Guernsey-based Crystal Amber said it believed “significant volumes” may be present below the revised oil-water contact and that rapid initial pressure decline was “commonly exhibited” in fractured basement reservoirs like Hurricane’s Lancaster field.
Earlier this month, Hurricane’s technical committee revealed phase one of the Lancaster development, west of Shetland, would only produce 16 million barrels of oil, of which 9.4m remained, down from initial forecasts of 37.3m.
The company also reset total remaining resource estimates for Lancaster and the adjacent Lincoln field to about 100m barrels of oil, from more than 1 billion stated in a competent person’s report by RPS Energy in 2017.
Crystal Amber, which describes itself as an AIM-listed activist fund, claimed: “The zone now believed to contain residual oil below the oil water contact is very thick, whereas we would have expected an abrupt change in oil saturation at the free water level.
“Therefore, the fund believes that significant volumes of oil may be present below the revised oil water contact at 1,330 metres.”
Shares in Hurricane nosedived more than 50% in London on the day the update containing the downgrade was published.
They currently sit at 2.93p, against 46.5p a year ago.
Crystal Amber said Hurricane’s shares were trading at little more than “option money”.
It has increased its holding in the firm to 8.3% from 6.25%.
The fund said Hurricane had endured a “very challenging year” as its Lancaster early production system failed to deliver 20,000 barrels of oil per day, as targeted, due to increased water production.
Long-serving Hurricane chief executive Robert Trice resigned on June 8, the same day the technical review was announced.

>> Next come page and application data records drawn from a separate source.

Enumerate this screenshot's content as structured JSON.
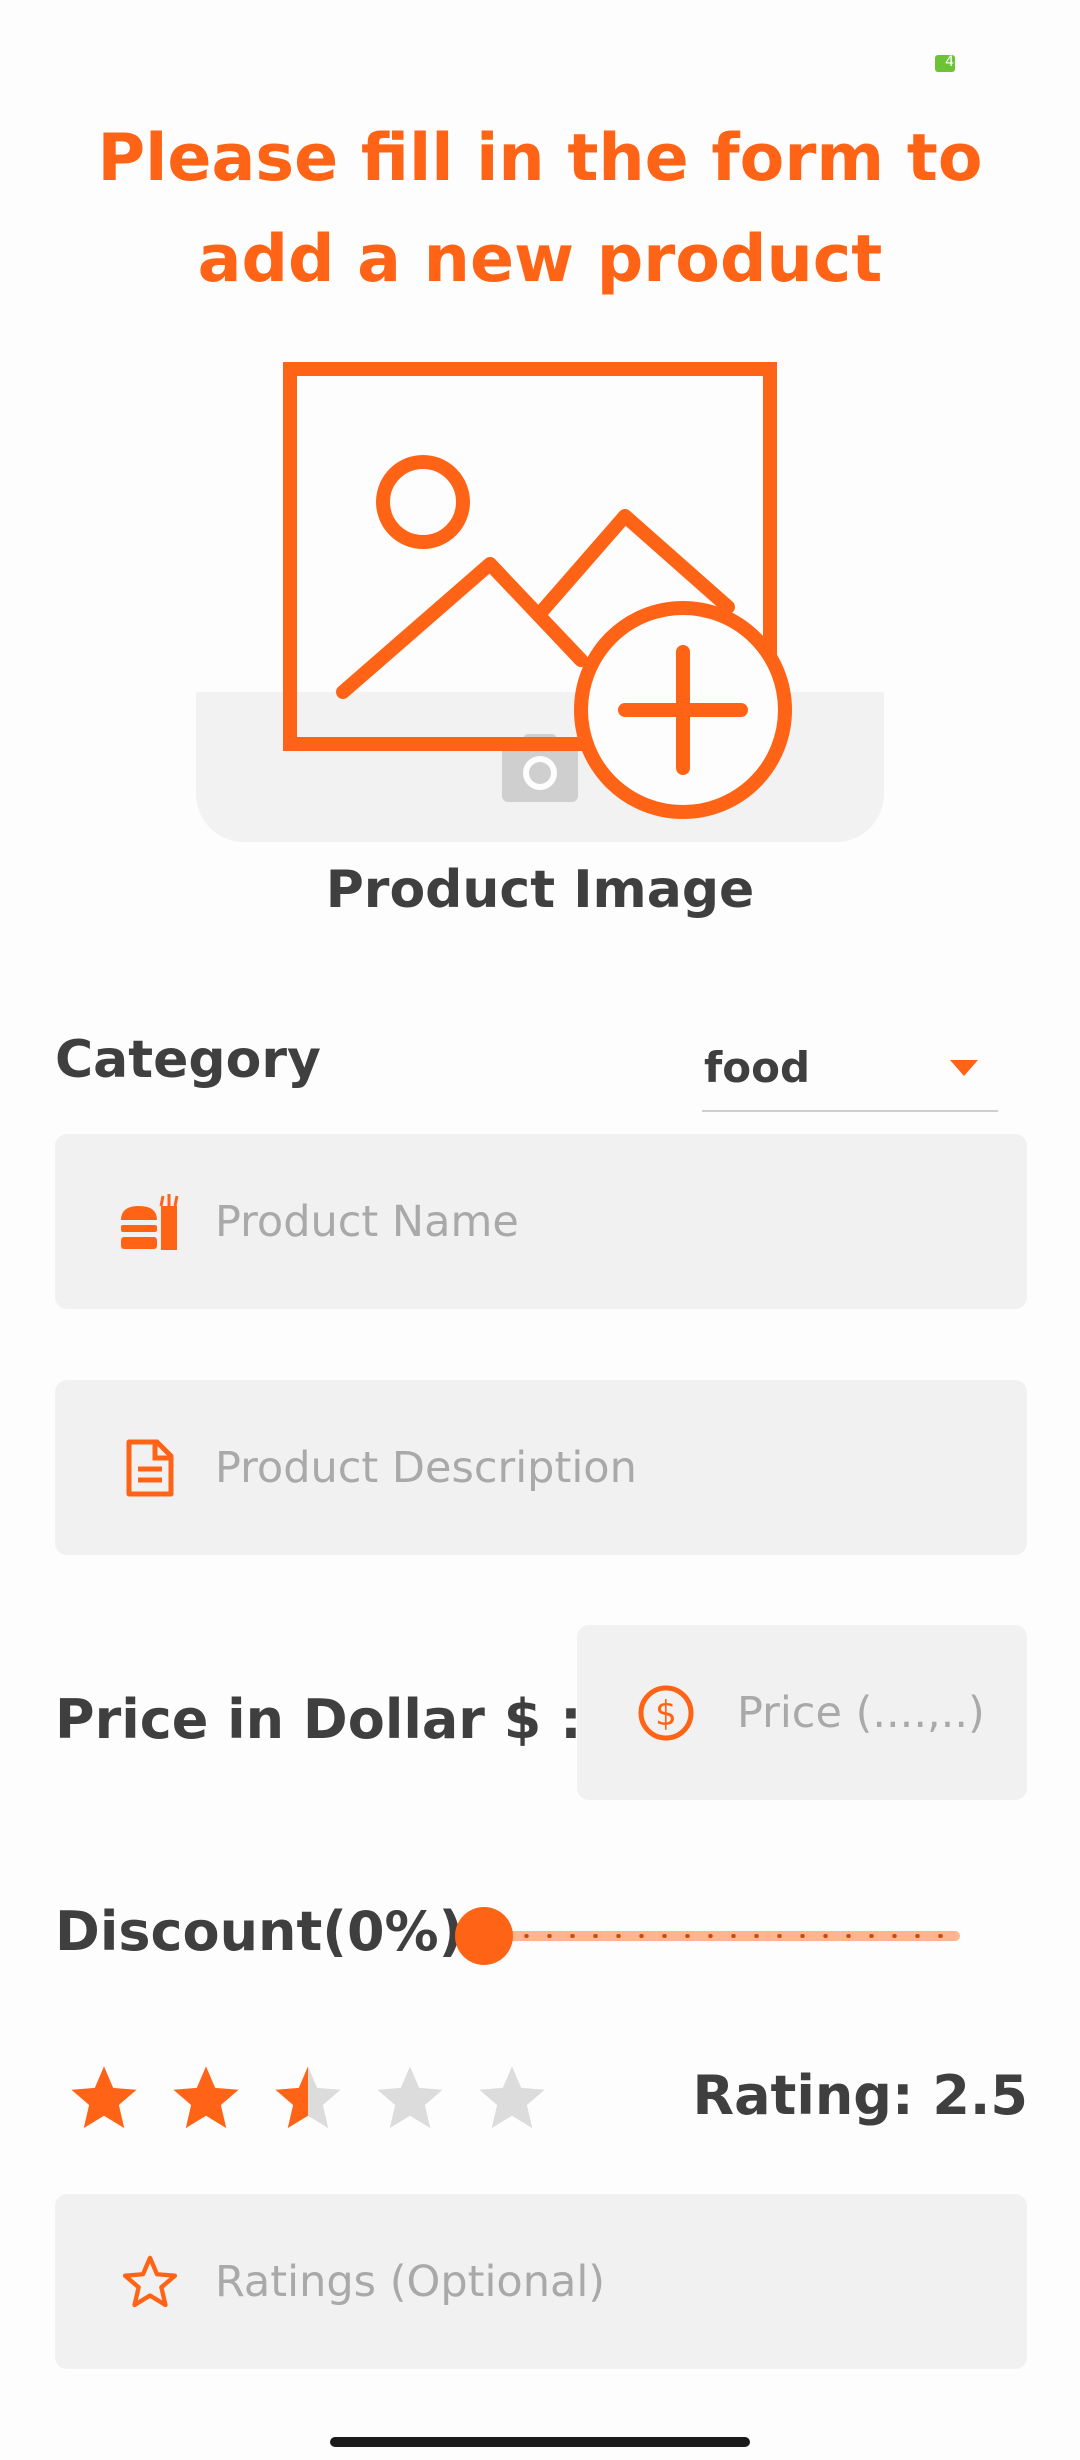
{
  "status_bar": {
    "battery_level": "4",
    "battery_color": "#6cc335"
  },
  "title": "Please fill in the form to add a new product",
  "product_image": {
    "label": "Product Image",
    "icon": "image-add-icon"
  },
  "category": {
    "label": "Category",
    "selected": "food"
  },
  "fields": {
    "product_name": {
      "placeholder": "Product Name",
      "icon": "food-icon"
    },
    "product_description": {
      "placeholder": "Product Description",
      "icon": "document-icon"
    },
    "price": {
      "label": "Price in Dollar $ :",
      "placeholder": "Price (....,..)",
      "icon": "dollar-circle-icon"
    },
    "ratings": {
      "placeholder": "Ratings (Optional)",
      "icon": "star-outline-icon"
    }
  },
  "discount": {
    "label": "Discount(0%)",
    "value": 0
  },
  "rating": {
    "label": "Rating: 2.5",
    "value": 2.5,
    "max": 5
  },
  "colors": {
    "accent": "#ff6416",
    "text": "#3f3f3f",
    "placeholder": "#a9a9a9",
    "field_bg": "#f1f1f1",
    "star_empty": "#dcdcdc"
  }
}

Crystal Amber said shareholders had “lost confidence in management as a result of perceived missed expectations and perplexing regulatory signals”.

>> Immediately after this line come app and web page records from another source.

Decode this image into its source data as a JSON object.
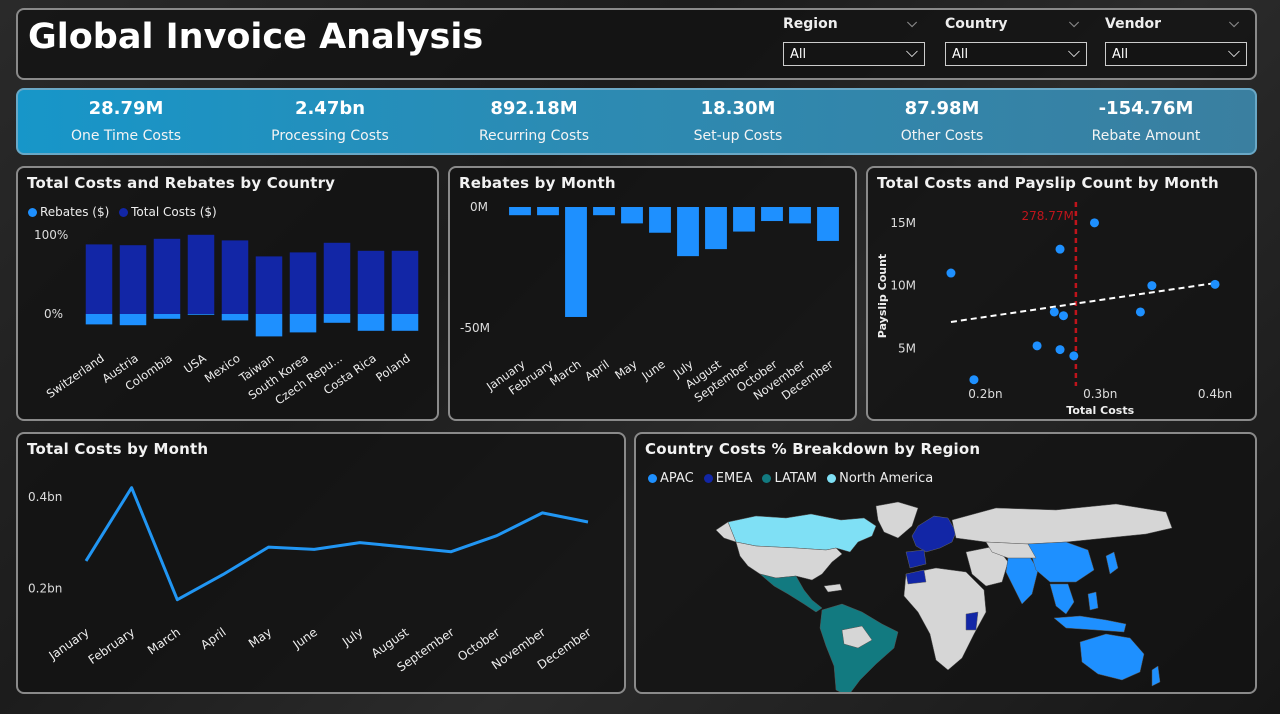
{
  "header": {
    "title": "Global Invoice Analysis",
    "slicers": [
      {
        "label": "Region",
        "value": "All"
      },
      {
        "label": "Country",
        "value": "All"
      },
      {
        "label": "Vendor",
        "value": "All"
      }
    ]
  },
  "kpis": [
    {
      "value": "28.79M",
      "label": "One Time Costs"
    },
    {
      "value": "2.47bn",
      "label": "Processing Costs"
    },
    {
      "value": "892.18M",
      "label": "Recurring Costs"
    },
    {
      "value": "18.30M",
      "label": "Set-up Costs"
    },
    {
      "value": "87.98M",
      "label": "Other Costs"
    },
    {
      "value": "-154.76M",
      "label": "Rebate Amount"
    }
  ],
  "colors": {
    "total_costs": "#1226a6",
    "rebates": "#1e90ff",
    "line": "#2196f3",
    "apac": "#1e90ff",
    "emea": "#1226a6",
    "latam": "#127a80",
    "north_america": "#7fe0f5",
    "reference_line": "#c0141b"
  },
  "chart_data": [
    {
      "type": "bar",
      "subtype": "stacked-percent",
      "title": "Total Costs and Rebates by Country",
      "categories": [
        "Switzerland",
        "Austria",
        "Colombia",
        "USA",
        "Mexico",
        "Taiwan",
        "South Korea",
        "Czech Repu...",
        "Costa Rica",
        "Poland"
      ],
      "series": [
        {
          "name": "Rebates ($)",
          "values": [
            -13,
            -14,
            -6,
            -1,
            -8,
            -28,
            -23,
            -11,
            -21,
            -21
          ]
        },
        {
          "name": "Total Costs ($)",
          "values": [
            87,
            86,
            94,
            99,
            92,
            72,
            77,
            89,
            79,
            79
          ]
        }
      ],
      "yticks": [
        "100%",
        "0%"
      ],
      "ylim": [
        -30,
        100
      ],
      "legend": "top-left"
    },
    {
      "type": "bar",
      "title": "Rebates by Month",
      "categories": [
        "January",
        "February",
        "March",
        "April",
        "May",
        "June",
        "July",
        "August",
        "September",
        "October",
        "November",
        "December"
      ],
      "values": [
        -3.5,
        -3.5,
        -47,
        -3.5,
        -7,
        -11,
        -21,
        -18,
        -10.5,
        -6,
        -7,
        -14.5
      ],
      "yticks": [
        "0M",
        "-50M"
      ],
      "ylim": [
        -50,
        0
      ]
    },
    {
      "type": "scatter",
      "title": "Total Costs and Payslip Count by Month",
      "xlabel": "Total Costs",
      "ylabel": "Payslip Count",
      "xticks": [
        "0.2bn",
        "0.3bn",
        "0.4bn"
      ],
      "yticks": [
        "15M",
        "10M",
        "5M"
      ],
      "xlim": [
        0.15,
        0.42
      ],
      "ylim": [
        2,
        16.5
      ],
      "points": [
        {
          "x": 0.17,
          "y": 11.0
        },
        {
          "x": 0.19,
          "y": 2.5
        },
        {
          "x": 0.245,
          "y": 5.2
        },
        {
          "x": 0.26,
          "y": 7.9
        },
        {
          "x": 0.265,
          "y": 4.9
        },
        {
          "x": 0.268,
          "y": 7.6
        },
        {
          "x": 0.265,
          "y": 12.9
        },
        {
          "x": 0.277,
          "y": 4.4
        },
        {
          "x": 0.295,
          "y": 15.0
        },
        {
          "x": 0.335,
          "y": 7.9
        },
        {
          "x": 0.345,
          "y": 10.0
        },
        {
          "x": 0.4,
          "y": 10.1
        }
      ],
      "trendline": [
        {
          "x": 0.17,
          "y": 7.1
        },
        {
          "x": 0.4,
          "y": 10.2
        }
      ],
      "reference_line": {
        "x": 0.2788,
        "label": "278.77M"
      }
    },
    {
      "type": "line",
      "title": "Total Costs by Month",
      "categories": [
        "January",
        "February",
        "March",
        "April",
        "May",
        "June",
        "July",
        "August",
        "September",
        "October",
        "November",
        "December"
      ],
      "values": [
        0.26,
        0.42,
        0.175,
        0.23,
        0.29,
        0.285,
        0.3,
        0.29,
        0.28,
        0.315,
        0.365,
        0.345
      ],
      "yticks": [
        "0.4bn",
        "0.2bn"
      ],
      "ylim": [
        0.1,
        0.45
      ]
    },
    {
      "type": "map",
      "title": "Country Costs % Breakdown by Region",
      "legend": [
        "APAC",
        "EMEA",
        "LATAM",
        "North America"
      ]
    }
  ]
}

Investors doubt Hurricane’s ability to meet regulatory commitments, undertake necessary remediation and appraisal work and address the maturity of its £180 million convertible bond by July 2022, according to the fund.
Hurricane’s commitments include plugging and abandoning a well it drilled on the Lincoln field with Spirit Energy by June 30, 2021, and starting to drill a commitment well on the same field by June 30, 2022.
Crystal Amber said it was pleased with the appointment of the new CEO, Antony Maris, who “brings relevant experience in developing and operating fractured basement reservoirs”.
On his first full day as CEO, Mr Maris said Hurricane was weighing up drilling a water injection well on Lancaster to increase reservoir pressure and boost production.
Following the resources downgrade, Ashley Kelty, oil and gas analyst at Panmure Gordon, said Hurricane really needed to drill appraisal and production wells to increase reserves significantly.
But Mr Kelty didn’t see how the company could finance those, in light of the convertible bond, and said Hurricane could be a takeover target.
Crystal Amber provided the update in its results for the year ended June 30, 2020.
Its net asset value (NAV) per share — a key performance benchmark — fell by 57.4% to 106.02p.
Hurricane made a -20.4% contribution to the fund’s NAV performance.